--- INPUT FOR THIS TASK ---
———

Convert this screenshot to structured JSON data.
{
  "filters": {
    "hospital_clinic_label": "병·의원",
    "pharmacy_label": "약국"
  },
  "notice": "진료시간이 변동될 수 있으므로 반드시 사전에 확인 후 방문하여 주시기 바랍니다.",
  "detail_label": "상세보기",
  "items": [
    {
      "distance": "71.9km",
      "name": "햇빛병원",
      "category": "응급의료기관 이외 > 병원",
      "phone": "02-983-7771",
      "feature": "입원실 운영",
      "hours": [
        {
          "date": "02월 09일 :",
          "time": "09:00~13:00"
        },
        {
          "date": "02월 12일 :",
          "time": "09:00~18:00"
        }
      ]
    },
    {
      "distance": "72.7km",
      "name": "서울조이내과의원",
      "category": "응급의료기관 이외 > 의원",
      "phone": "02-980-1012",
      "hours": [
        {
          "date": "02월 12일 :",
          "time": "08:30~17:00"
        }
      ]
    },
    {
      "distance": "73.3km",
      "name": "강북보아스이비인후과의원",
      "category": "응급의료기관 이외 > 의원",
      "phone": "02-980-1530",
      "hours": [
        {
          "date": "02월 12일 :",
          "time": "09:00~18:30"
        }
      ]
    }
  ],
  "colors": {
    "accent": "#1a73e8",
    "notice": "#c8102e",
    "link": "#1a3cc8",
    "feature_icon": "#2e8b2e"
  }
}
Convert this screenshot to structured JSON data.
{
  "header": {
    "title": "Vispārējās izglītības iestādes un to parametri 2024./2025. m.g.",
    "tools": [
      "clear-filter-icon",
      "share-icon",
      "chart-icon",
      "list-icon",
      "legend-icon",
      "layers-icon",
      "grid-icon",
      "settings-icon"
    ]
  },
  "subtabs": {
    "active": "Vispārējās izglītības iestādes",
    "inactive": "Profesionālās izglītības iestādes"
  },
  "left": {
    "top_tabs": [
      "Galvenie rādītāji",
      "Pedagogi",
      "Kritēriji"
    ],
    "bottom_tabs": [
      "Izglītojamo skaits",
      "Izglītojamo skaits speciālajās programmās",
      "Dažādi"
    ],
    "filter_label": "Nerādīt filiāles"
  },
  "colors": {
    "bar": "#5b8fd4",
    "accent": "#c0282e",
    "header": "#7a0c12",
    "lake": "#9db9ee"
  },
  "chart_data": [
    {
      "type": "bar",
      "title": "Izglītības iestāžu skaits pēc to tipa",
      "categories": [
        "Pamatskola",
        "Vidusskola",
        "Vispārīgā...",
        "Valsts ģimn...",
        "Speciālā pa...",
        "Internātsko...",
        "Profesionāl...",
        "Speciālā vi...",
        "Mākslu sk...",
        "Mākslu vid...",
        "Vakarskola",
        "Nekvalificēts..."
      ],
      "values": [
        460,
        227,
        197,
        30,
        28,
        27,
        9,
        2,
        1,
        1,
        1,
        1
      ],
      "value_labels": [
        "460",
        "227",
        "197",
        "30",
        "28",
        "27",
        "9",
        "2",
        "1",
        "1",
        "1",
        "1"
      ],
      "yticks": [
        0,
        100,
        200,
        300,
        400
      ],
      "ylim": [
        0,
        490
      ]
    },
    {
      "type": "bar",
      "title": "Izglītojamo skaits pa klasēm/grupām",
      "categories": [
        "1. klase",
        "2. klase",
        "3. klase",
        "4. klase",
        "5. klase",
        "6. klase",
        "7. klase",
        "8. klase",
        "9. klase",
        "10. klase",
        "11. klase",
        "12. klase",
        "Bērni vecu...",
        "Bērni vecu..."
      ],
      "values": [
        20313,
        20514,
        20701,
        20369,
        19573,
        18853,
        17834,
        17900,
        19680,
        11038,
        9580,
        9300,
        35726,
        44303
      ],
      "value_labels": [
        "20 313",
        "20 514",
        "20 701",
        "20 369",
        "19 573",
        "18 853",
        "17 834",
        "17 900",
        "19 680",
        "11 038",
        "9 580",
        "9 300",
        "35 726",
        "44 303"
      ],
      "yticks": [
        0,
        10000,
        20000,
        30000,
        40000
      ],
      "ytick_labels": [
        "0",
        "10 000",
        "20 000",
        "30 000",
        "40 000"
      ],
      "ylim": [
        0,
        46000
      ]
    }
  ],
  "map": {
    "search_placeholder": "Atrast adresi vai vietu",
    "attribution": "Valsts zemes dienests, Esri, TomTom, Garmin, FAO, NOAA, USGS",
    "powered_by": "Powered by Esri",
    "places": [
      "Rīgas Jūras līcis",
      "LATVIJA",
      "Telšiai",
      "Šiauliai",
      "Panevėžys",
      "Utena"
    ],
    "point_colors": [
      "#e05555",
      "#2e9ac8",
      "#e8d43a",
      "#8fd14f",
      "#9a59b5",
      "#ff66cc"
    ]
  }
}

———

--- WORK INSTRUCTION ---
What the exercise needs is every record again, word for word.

--- PROBLEM SOLUTION ---
Convert this screenshot to structured JSON data.
{
  "filters": {
    "hospital_clinic_label": "병·의원",
    "pharmacy_label": "약국"
  },
  "notice": "진료시간이 변동될 수 있으므로 반드시 사전에 확인 후 방문하여 주시기 바랍니다.",
  "detail_label": "상세보기",
  "items": [
    {
      "distance": "71.9km",
      "name": "햇빛병원",
      "category": "응급의료기관 이외 > 병원",
      "phone": "02-983-7771",
      "feature": "입원실 운영",
      "hours": [
        {
          "date": "02월 09일 :",
          "time": "09:00~13:00"
        },
        {
          "date": "02월 12일 :",
          "time": "09:00~18:00"
        }
      ]
    },
    {
      "distance": "72.7km",
      "name": "서울조이내과의원",
      "category": "응급의료기관 이외 > 의원",
      "phone": "02-980-1012",
      "hours": [
        {
          "date": "02월 12일 :",
          "time": "08:30~17:00"
        }
      ]
    },
    {
      "distance": "73.3km",
      "name": "강북보아스이비인후과의원",
      "category": "응급의료기관 이외 > 의원",
      "phone": "02-980-1530",
      "hours": [
        {
          "date": "02월 12일 :",
          "time": "09:00~18:30"
        }
      ]
    }
  ],
  "colors": {
    "accent": "#1a73e8",
    "notice": "#c8102e",
    "link": "#1a3cc8",
    "feature_icon": "#2e8b2e"
  }
}
Convert this screenshot to structured JSON data.
{
  "header": {
    "title": "Vispārējās izglītības iestādes un to parametri 2024./2025. m.g.",
    "tools": [
      "clear-filter-icon",
      "share-icon",
      "chart-icon",
      "list-icon",
      "legend-icon",
      "layers-icon",
      "grid-icon",
      "settings-icon"
    ]
  },
  "subtabs": {
    "active": "Vispārējās izglītības iestādes",
    "inactive": "Profesionālās izglītības iestādes"
  },
  "left": {
    "top_tabs": [
      "Galvenie rādītāji",
      "Pedagogi",
      "Kritēriji"
    ],
    "bottom_tabs": [
      "Izglītojamo skaits",
      "Izglītojamo skaits speciālajās programmās",
      "Dažādi"
    ],
    "filter_label": "Nerādīt filiāles"
  },
  "colors": {
    "bar": "#5b8fd4",
    "accent": "#c0282e",
    "header": "#7a0c12",
    "lake": "#9db9ee"
  },
  "chart_data": [
    {
      "type": "bar",
      "title": "Izglītības iestāžu skaits pēc to tipa",
      "categories": [
        "Pamatskola",
        "Vidusskola",
        "Vispārīgā...",
        "Valsts ģimn...",
        "Speciālā pa...",
        "Internātsko...",
        "Profesionāl...",
        "Speciālā vi...",
        "Mākslu sk...",
        "Mākslu vid...",
        "Vakarskola",
        "Nekvalificēts..."
      ],
      "values": [
        460,
        227,
        197,
        30,
        28,
        27,
        9,
        2,
        1,
        1,
        1,
        1
      ],
      "value_labels": [
        "460",
        "227",
        "197",
        "30",
        "28",
        "27",
        "9",
        "2",
        "1",
        "1",
        "1",
        "1"
      ],
      "yticks": [
        0,
        100,
        200,
        300,
        400
      ],
      "ylim": [
        0,
        490
      ]
    },
    {
      "type": "bar",
      "title": "Izglītojamo skaits pa klasēm/grupām",
      "categories": [
        "1. klase",
        "2. klase",
        "3. klase",
        "4. klase",
        "5. klase",
        "6. klase",
        "7. klase",
        "8. klase",
        "9. klase",
        "10. klase",
        "11. klase",
        "12. klase",
        "Bērni vecu...",
        "Bērni vecu..."
      ],
      "values": [
        20313,
        20514,
        20701,
        20369,
        19573,
        18853,
        17834,
        17900,
        19680,
        11038,
        9580,
        9300,
        35726,
        44303
      ],
      "value_labels": [
        "20 313",
        "20 514",
        "20 701",
        "20 369",
        "19 573",
        "18 853",
        "17 834",
        "17 900",
        "19 680",
        "11 038",
        "9 580",
        "9 300",
        "35 726",
        "44 303"
      ],
      "yticks": [
        0,
        10000,
        20000,
        30000,
        40000
      ],
      "ytick_labels": [
        "0",
        "10 000",
        "20 000",
        "30 000",
        "40 000"
      ],
      "ylim": [
        0,
        46000
      ]
    }
  ],
  "map": {
    "search_placeholder": "Atrast adresi vai vietu",
    "attribution": "Valsts zemes dienests, Esri, TomTom, Garmin, FAO, NOAA, USGS",
    "powered_by": "Powered by Esri",
    "places": [
      "Rīgas Jūras līcis",
      "LATVIJA",
      "Telšiai",
      "Šiauliai",
      "Panevėžys",
      "Utena"
    ],
    "point_colors": [
      "#e05555",
      "#2e9ac8",
      "#e8d43a",
      "#8fd14f",
      "#9a59b5",
      "#ff66cc"
    ]
  }
}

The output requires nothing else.